▶ _Work item_
What you return should match the data word for word, minus the images.
─── Data for the task
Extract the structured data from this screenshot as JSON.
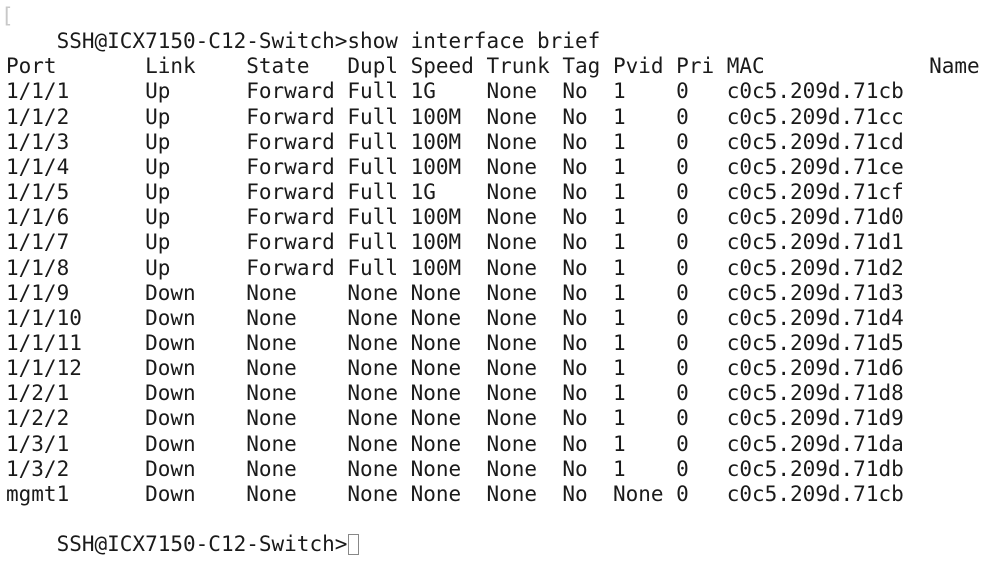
{
  "terminal": {
    "prompt": "SSH@ICX7150-C12-Switch>",
    "command": "show interface brief",
    "columns": [
      "Port",
      "Link",
      "State",
      "Dupl",
      "Speed",
      "Trunk",
      "Tag",
      "Pvid",
      "Pri",
      "MAC",
      "Name"
    ],
    "rows": [
      [
        "1/1/1",
        "Up",
        "Forward",
        "Full",
        "1G",
        "None",
        "No",
        "1",
        "0",
        "c0c5.209d.71cb",
        ""
      ],
      [
        "1/1/2",
        "Up",
        "Forward",
        "Full",
        "100M",
        "None",
        "No",
        "1",
        "0",
        "c0c5.209d.71cc",
        ""
      ],
      [
        "1/1/3",
        "Up",
        "Forward",
        "Full",
        "100M",
        "None",
        "No",
        "1",
        "0",
        "c0c5.209d.71cd",
        ""
      ],
      [
        "1/1/4",
        "Up",
        "Forward",
        "Full",
        "100M",
        "None",
        "No",
        "1",
        "0",
        "c0c5.209d.71ce",
        ""
      ],
      [
        "1/1/5",
        "Up",
        "Forward",
        "Full",
        "1G",
        "None",
        "No",
        "1",
        "0",
        "c0c5.209d.71cf",
        ""
      ],
      [
        "1/1/6",
        "Up",
        "Forward",
        "Full",
        "100M",
        "None",
        "No",
        "1",
        "0",
        "c0c5.209d.71d0",
        ""
      ],
      [
        "1/1/7",
        "Up",
        "Forward",
        "Full",
        "100M",
        "None",
        "No",
        "1",
        "0",
        "c0c5.209d.71d1",
        ""
      ],
      [
        "1/1/8",
        "Up",
        "Forward",
        "Full",
        "100M",
        "None",
        "No",
        "1",
        "0",
        "c0c5.209d.71d2",
        ""
      ],
      [
        "1/1/9",
        "Down",
        "None",
        "None",
        "None",
        "None",
        "No",
        "1",
        "0",
        "c0c5.209d.71d3",
        ""
      ],
      [
        "1/1/10",
        "Down",
        "None",
        "None",
        "None",
        "None",
        "No",
        "1",
        "0",
        "c0c5.209d.71d4",
        ""
      ],
      [
        "1/1/11",
        "Down",
        "None",
        "None",
        "None",
        "None",
        "No",
        "1",
        "0",
        "c0c5.209d.71d5",
        ""
      ],
      [
        "1/1/12",
        "Down",
        "None",
        "None",
        "None",
        "None",
        "No",
        "1",
        "0",
        "c0c5.209d.71d6",
        ""
      ],
      [
        "1/2/1",
        "Down",
        "None",
        "None",
        "None",
        "None",
        "No",
        "1",
        "0",
        "c0c5.209d.71d8",
        ""
      ],
      [
        "1/2/2",
        "Down",
        "None",
        "None",
        "None",
        "None",
        "No",
        "1",
        "0",
        "c0c5.209d.71d9",
        ""
      ],
      [
        "1/3/1",
        "Down",
        "None",
        "None",
        "None",
        "None",
        "No",
        "1",
        "0",
        "c0c5.209d.71da",
        ""
      ],
      [
        "1/3/2",
        "Down",
        "None",
        "None",
        "None",
        "None",
        "No",
        "1",
        "0",
        "c0c5.209d.71db",
        ""
      ],
      [
        "mgmt1",
        "Down",
        "None",
        "None",
        "None",
        "None",
        "No",
        "None",
        "0",
        "c0c5.209d.71cb",
        ""
      ]
    ]
  }
}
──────
▶ _Completed exercise_
Extract the structured data from this screenshot as JSON.
{
  "terminal": {
    "prompt": "SSH@ICX7150-C12-Switch>",
    "command": "show interface brief",
    "columns": [
      "Port",
      "Link",
      "State",
      "Dupl",
      "Speed",
      "Trunk",
      "Tag",
      "Pvid",
      "Pri",
      "MAC",
      "Name"
    ],
    "rows": [
      [
        "1/1/1",
        "Up",
        "Forward",
        "Full",
        "1G",
        "None",
        "No",
        "1",
        "0",
        "c0c5.209d.71cb",
        ""
      ],
      [
        "1/1/2",
        "Up",
        "Forward",
        "Full",
        "100M",
        "None",
        "No",
        "1",
        "0",
        "c0c5.209d.71cc",
        ""
      ],
      [
        "1/1/3",
        "Up",
        "Forward",
        "Full",
        "100M",
        "None",
        "No",
        "1",
        "0",
        "c0c5.209d.71cd",
        ""
      ],
      [
        "1/1/4",
        "Up",
        "Forward",
        "Full",
        "100M",
        "None",
        "No",
        "1",
        "0",
        "c0c5.209d.71ce",
        ""
      ],
      [
        "1/1/5",
        "Up",
        "Forward",
        "Full",
        "1G",
        "None",
        "No",
        "1",
        "0",
        "c0c5.209d.71cf",
        ""
      ],
      [
        "1/1/6",
        "Up",
        "Forward",
        "Full",
        "100M",
        "None",
        "No",
        "1",
        "0",
        "c0c5.209d.71d0",
        ""
      ],
      [
        "1/1/7",
        "Up",
        "Forward",
        "Full",
        "100M",
        "None",
        "No",
        "1",
        "0",
        "c0c5.209d.71d1",
        ""
      ],
      [
        "1/1/8",
        "Up",
        "Forward",
        "Full",
        "100M",
        "None",
        "No",
        "1",
        "0",
        "c0c5.209d.71d2",
        ""
      ],
      [
        "1/1/9",
        "Down",
        "None",
        "None",
        "None",
        "None",
        "No",
        "1",
        "0",
        "c0c5.209d.71d3",
        ""
      ],
      [
        "1/1/10",
        "Down",
        "None",
        "None",
        "None",
        "None",
        "No",
        "1",
        "0",
        "c0c5.209d.71d4",
        ""
      ],
      [
        "1/1/11",
        "Down",
        "None",
        "None",
        "None",
        "None",
        "No",
        "1",
        "0",
        "c0c5.209d.71d5",
        ""
      ],
      [
        "1/1/12",
        "Down",
        "None",
        "None",
        "None",
        "None",
        "No",
        "1",
        "0",
        "c0c5.209d.71d6",
        ""
      ],
      [
        "1/2/1",
        "Down",
        "None",
        "None",
        "None",
        "None",
        "No",
        "1",
        "0",
        "c0c5.209d.71d8",
        ""
      ],
      [
        "1/2/2",
        "Down",
        "None",
        "None",
        "None",
        "None",
        "No",
        "1",
        "0",
        "c0c5.209d.71d9",
        ""
      ],
      [
        "1/3/1",
        "Down",
        "None",
        "None",
        "None",
        "None",
        "No",
        "1",
        "0",
        "c0c5.209d.71da",
        ""
      ],
      [
        "1/3/2",
        "Down",
        "None",
        "None",
        "None",
        "None",
        "No",
        "1",
        "0",
        "c0c5.209d.71db",
        ""
      ],
      [
        "mgmt1",
        "Down",
        "None",
        "None",
        "None",
        "None",
        "No",
        "None",
        "0",
        "c0c5.209d.71cb",
        ""
      ]
    ]
  }
}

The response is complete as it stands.